• _WORK INSTRUCTION_
Start to finish, copy the data exactly.

DATA FOR THIS TASK: Begin

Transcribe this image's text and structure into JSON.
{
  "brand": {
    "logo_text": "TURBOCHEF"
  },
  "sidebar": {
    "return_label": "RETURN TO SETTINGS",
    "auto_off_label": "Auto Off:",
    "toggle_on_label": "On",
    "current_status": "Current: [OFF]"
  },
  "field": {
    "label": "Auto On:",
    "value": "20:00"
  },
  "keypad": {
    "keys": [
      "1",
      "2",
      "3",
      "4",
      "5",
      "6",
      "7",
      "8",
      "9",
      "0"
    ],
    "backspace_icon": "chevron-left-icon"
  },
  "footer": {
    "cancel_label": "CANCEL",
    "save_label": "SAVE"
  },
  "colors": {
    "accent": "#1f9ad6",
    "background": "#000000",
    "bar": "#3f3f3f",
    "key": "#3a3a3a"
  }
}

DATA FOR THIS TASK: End

• _SOLUTION FOR THIS TASK_
Transcribe this image's text and structure into JSON.
{
  "brand": {
    "logo_text": "TURBOCHEF"
  },
  "sidebar": {
    "return_label": "RETURN TO SETTINGS",
    "auto_off_label": "Auto Off:",
    "toggle_on_label": "On",
    "current_status": "Current: [OFF]"
  },
  "field": {
    "label": "Auto On:",
    "value": "20:00"
  },
  "keypad": {
    "keys": [
      "1",
      "2",
      "3",
      "4",
      "5",
      "6",
      "7",
      "8",
      "9",
      "0"
    ],
    "backspace_icon": "chevron-left-icon"
  },
  "footer": {
    "cancel_label": "CANCEL",
    "save_label": "SAVE"
  },
  "colors": {
    "accent": "#1f9ad6",
    "background": "#000000",
    "bar": "#3f3f3f",
    "key": "#3a3a3a"
  }
}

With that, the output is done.